- Chen, Z., Zhu, Q., Tsang, D., & Huang, Y. (2000). Degradation of green tea catechins in tea drinks. Journal of Agricultural and Food Chemistry, 49(1), 477-482. Link Here
- Hursel, R., Viechtbauer, W., & Westerterp-Plantenga, M. (2009). The effects of green tea on weight loss and weight maintenance: a meta-analysis. International Journal of Obesity, 33(9), 956-961. Link Here
- McKay, D. and Blumberg, J. (2006). A review of the bioactivity and potential health benefits of chamomile tea (matricaria recutita l.). Phytotherapy Research, 20(7), 519-530. Link Here
- Moghadamtousi, S., Kadir, H., Hassandarvish, P., Tajik, H., AbuBakar, S., & Zandi, K. (2014). A review on antibacterial, antiviral, and antifungal activity of curcumin. Biomed Research International, 2014, 1-12. Link Here

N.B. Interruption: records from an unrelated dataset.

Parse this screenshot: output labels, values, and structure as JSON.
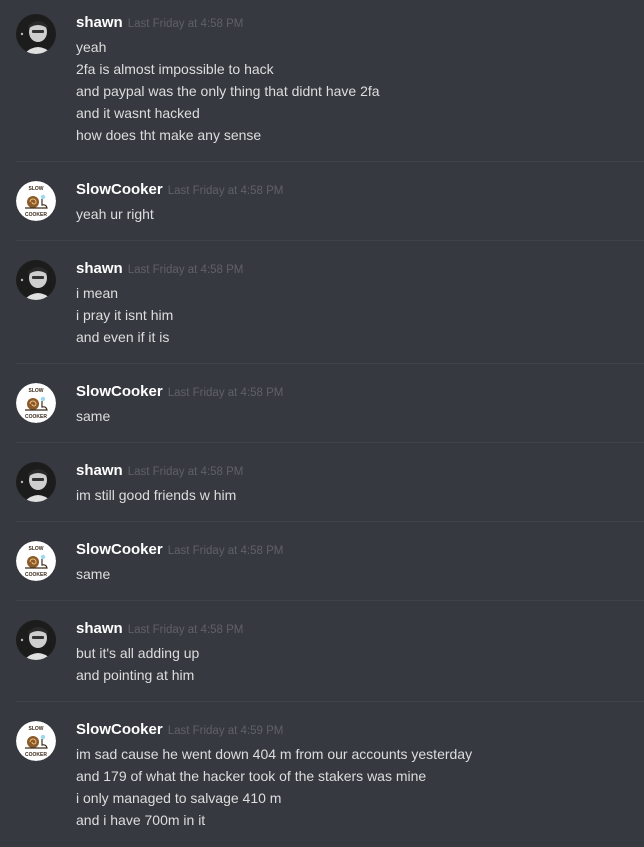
{
  "messages": [
    {
      "author": "shawn",
      "avatar": "shawn-avatar",
      "timestamp": "Last Friday at 4:58 PM",
      "lines": [
        "yeah",
        "2fa is almost impossible to hack",
        "and paypal was the only thing that didnt have 2fa",
        "and it wasnt hacked",
        "how does tht make any sense"
      ]
    },
    {
      "author": "SlowCooker",
      "avatar": "snail-avatar",
      "timestamp": "Last Friday at 4:58 PM",
      "lines": [
        "yeah ur right"
      ]
    },
    {
      "author": "shawn",
      "avatar": "shawn-avatar",
      "timestamp": "Last Friday at 4:58 PM",
      "lines": [
        "i mean",
        "i pray it isnt him",
        "and even if it is"
      ]
    },
    {
      "author": "SlowCooker",
      "avatar": "snail-avatar",
      "timestamp": "Last Friday at 4:58 PM",
      "lines": [
        "same"
      ]
    },
    {
      "author": "shawn",
      "avatar": "shawn-avatar",
      "timestamp": "Last Friday at 4:58 PM",
      "lines": [
        "im still good friends w him"
      ]
    },
    {
      "author": "SlowCooker",
      "avatar": "snail-avatar",
      "timestamp": "Last Friday at 4:58 PM",
      "lines": [
        "same"
      ]
    },
    {
      "author": "shawn",
      "avatar": "shawn-avatar",
      "timestamp": "Last Friday at 4:58 PM",
      "lines": [
        "but it's all adding up",
        "and pointing at him"
      ]
    },
    {
      "author": "SlowCooker",
      "avatar": "snail-avatar",
      "timestamp": "Last Friday at 4:59 PM",
      "lines": [
        "im sad cause he went down 404 m from our accounts yesterday",
        "and 179 of what the hacker took of the stakers was mine",
        "i only managed to salvage 410 m",
        "and i have 700m in it"
      ]
    }
  ],
  "avatars": {
    "shawn-avatar": {
      "bg": "#1a1a1a",
      "fg": "#d8d8d8"
    },
    "snail-avatar": {
      "bg": "#ffffff",
      "fg": "#3a2a1a"
    }
  },
  "snail_logo_text": {
    "top": "SLOW",
    "bottom": "COOKER"
  },
  "colors": {
    "background": "#36393f",
    "username": "#ffffff",
    "timestamp": "#5f6167",
    "text": "#dcddde",
    "divider": "#40434a"
  }
}
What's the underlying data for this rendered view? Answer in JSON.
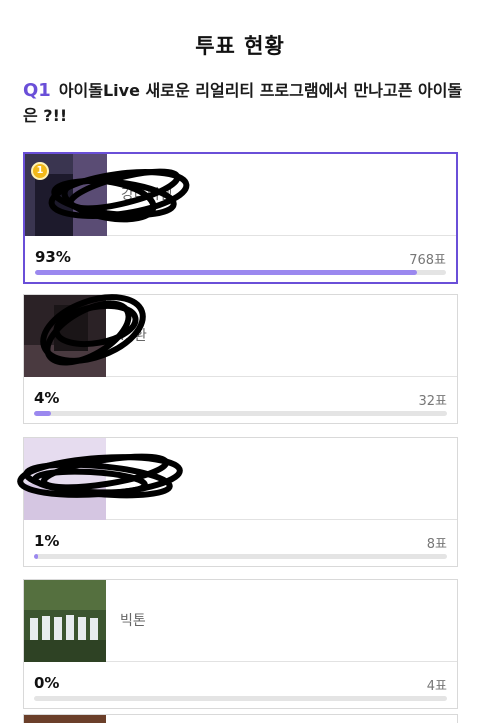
{
  "header": {
    "title": "투표 현황"
  },
  "question": {
    "number": "Q1",
    "text": "아이돌Live 새로운 리얼리티 프로그램에서 만나고픈 아이돌은 ?!!"
  },
  "candidates": [
    {
      "rank": "1",
      "name": "강다니엘",
      "percent_label": "93%",
      "votes_label": "768표",
      "share": 0.93,
      "thumb_color": "#3a3550",
      "scribble": true
    },
    {
      "name": "…환",
      "percent_label": "4%",
      "votes_label": "32표",
      "share": 0.04,
      "thumb_color": "#2b2226",
      "scribble": true
    },
    {
      "name": "",
      "percent_label": "1%",
      "votes_label": "8표",
      "share": 0.01,
      "thumb_color": "#e6dcef",
      "scribble": true
    },
    {
      "name": "빅톤",
      "percent_label": "0%",
      "votes_label": "4표",
      "share": 0.0,
      "thumb_color": "#3c5530",
      "scribble": false
    }
  ],
  "colors": {
    "accent": "#6a4fd8",
    "bar_fill": "#9b88ef",
    "bar_track": "#e4e4e4",
    "badge_gold": "#f2b81a"
  }
}
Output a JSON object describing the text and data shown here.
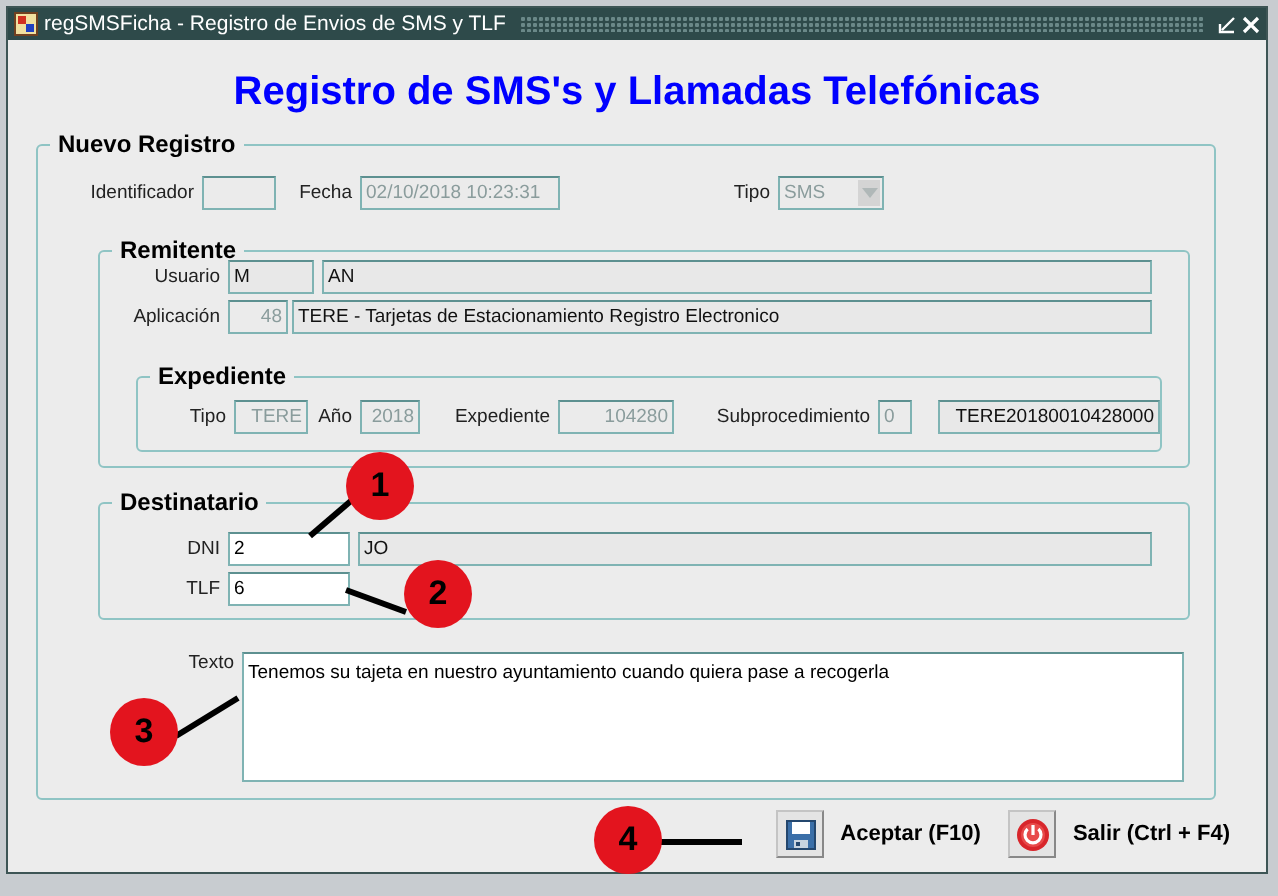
{
  "window": {
    "title": "regSMSFicha - Registro de Envios de SMS y TLF"
  },
  "heading": "Registro de SMS's y Llamadas Telefónicas",
  "nuevo_registro": {
    "legend": "Nuevo Registro",
    "fields": [
      {
        "label": "Identificador",
        "kind": "disabled"
      },
      {
        "label": "Fecha",
        "value": "02/10/2018 10:23:31",
        "kind": "disabled"
      },
      {
        "label": "Tipo",
        "value": "SMS",
        "kind": "select"
      }
    ]
  },
  "remitente": {
    "legend": "Remitente",
    "rows": [
      [
        {
          "label": "Usuario",
          "value": "M",
          "kind": "readonly"
        },
        {
          "value": "AN",
          "kind": "readonly"
        }
      ],
      [
        {
          "label": "Aplicación",
          "value": "48",
          "kind": "disabled"
        },
        {
          "value": "TERE - Tarjetas de Estacionamiento Registro Electronico",
          "kind": "readonly"
        }
      ]
    ]
  },
  "expediente": {
    "legend": "Expediente",
    "fields": [
      {
        "label": "Tipo",
        "value": "TERE",
        "kind": "disabled"
      },
      {
        "label": "Año",
        "value": "2018",
        "kind": "disabled"
      },
      {
        "label": "Expediente",
        "value": "104280",
        "kind": "disabled"
      },
      {
        "label": "Subprocedimiento",
        "value": "0",
        "kind": "disabled"
      },
      {
        "value": "TERE20180010428000",
        "kind": "readonly"
      }
    ]
  },
  "destinatario": {
    "legend": "Destinatario",
    "rows": [
      [
        {
          "label": "DNI",
          "value": "2",
          "kind": "input"
        },
        {
          "value": "JO",
          "kind": "readonly"
        }
      ],
      [
        {
          "label": "TLF",
          "value": "6",
          "kind": "input"
        }
      ]
    ]
  },
  "texto": {
    "label": "Texto",
    "value": "Tenemos su tajeta en nuestro ayuntamiento cuando quiera pase a recogerla",
    "kind": "input"
  },
  "buttons": [
    {
      "label": "Aceptar (F10)",
      "kind": "save"
    },
    {
      "label": "Salir (Ctrl + F4)",
      "kind": "exit"
    }
  ],
  "callouts": [
    {
      "number": "1"
    },
    {
      "number": "2"
    },
    {
      "number": "3"
    },
    {
      "number": "4"
    }
  ]
}
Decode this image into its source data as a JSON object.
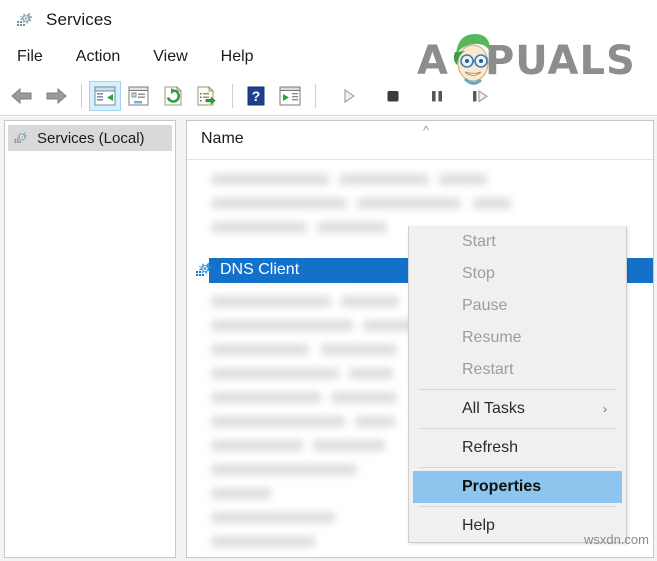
{
  "window": {
    "title": "Services",
    "title_icon": "services-gear-icon"
  },
  "menubar": {
    "items": [
      {
        "label": "File"
      },
      {
        "label": "Action"
      },
      {
        "label": "View"
      },
      {
        "label": "Help"
      }
    ]
  },
  "toolbar": {
    "buttons": [
      {
        "name": "back-icon",
        "tooltip": "Back"
      },
      {
        "name": "forward-icon",
        "tooltip": "Forward"
      },
      {
        "name": "show-console-tree-icon",
        "tooltip": "Show/Hide Console Tree",
        "active": true
      },
      {
        "name": "properties-window-icon",
        "tooltip": "Properties"
      },
      {
        "name": "refresh-icon",
        "tooltip": "Refresh"
      },
      {
        "name": "export-list-icon",
        "tooltip": "Export List"
      },
      {
        "name": "help-icon",
        "tooltip": "Help"
      },
      {
        "name": "show-action-pane-icon",
        "tooltip": "Show/Hide Action Pane"
      },
      {
        "name": "start-service-icon",
        "tooltip": "Start Service"
      },
      {
        "name": "stop-service-icon",
        "tooltip": "Stop Service"
      },
      {
        "name": "pause-service-icon",
        "tooltip": "Pause Service"
      },
      {
        "name": "restart-service-icon",
        "tooltip": "Restart Service"
      }
    ]
  },
  "sidebar": {
    "node_label": "Services (Local)",
    "node_icon": "services-gear-icon"
  },
  "list": {
    "column_header": "Name",
    "sort_indicator": "^",
    "selected_row": {
      "label": "DNS Client",
      "icon": "services-gear-icon"
    }
  },
  "context_menu": {
    "items": [
      {
        "label": "Start",
        "disabled": true,
        "submenu": false,
        "highlighted": false
      },
      {
        "label": "Stop",
        "disabled": true,
        "submenu": false,
        "highlighted": false
      },
      {
        "label": "Pause",
        "disabled": true,
        "submenu": false,
        "highlighted": false
      },
      {
        "label": "Resume",
        "disabled": true,
        "submenu": false,
        "highlighted": false
      },
      {
        "label": "Restart",
        "disabled": true,
        "submenu": false,
        "highlighted": false
      },
      {
        "label": "All Tasks",
        "disabled": false,
        "submenu": true,
        "highlighted": false,
        "submenu_arrow": "›"
      },
      {
        "label": "Refresh",
        "disabled": false,
        "submenu": false,
        "highlighted": false
      },
      {
        "label": "Properties",
        "disabled": false,
        "submenu": false,
        "highlighted": true
      },
      {
        "label": "Help",
        "disabled": false,
        "submenu": false,
        "highlighted": false
      }
    ]
  },
  "watermarks": {
    "brand": "PUALS",
    "brand_prefix": "A",
    "site": "wsxdn.com"
  },
  "colors": {
    "selection_blue": "#1371ca",
    "menu_highlight": "#8cc6ee",
    "toolbar_active": "#d8eefb",
    "window_bg": "#ffffff",
    "pane_bg": "#f3f3f3"
  }
}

- Ford, A. C., Talley, N. J., Spiegel, B. M., Foxx-Orenstein, A. E., Schiller, L., Quigley, E. M., & Moayyedi, P. (2014). Effect of fibre, antispasmodics, and peppermint oil in the treatment of irritable bowel syndrome: Systematic review and meta-analysis. BMJ, 337, a2313. Link Here
- Black, C. D., Herring, M. P., Hurley, D. J., & O’Connor, P. J. (2010). Ginger (Zingiber officinale) reduces muscle pain caused by eccentric exercise. The Journal of Pain, 11(9), 894-903. Link Here
- Yeomans, M. R., Ripley, T., Davies, L. H., Rusted, J. M., & Rogers, P. J. (2002). Effects of alcohol on subjective ratings of prospective and everyday memory deficits. Alcoholism: Clinical and Experimental Research, 26(6), 746-751. Link Here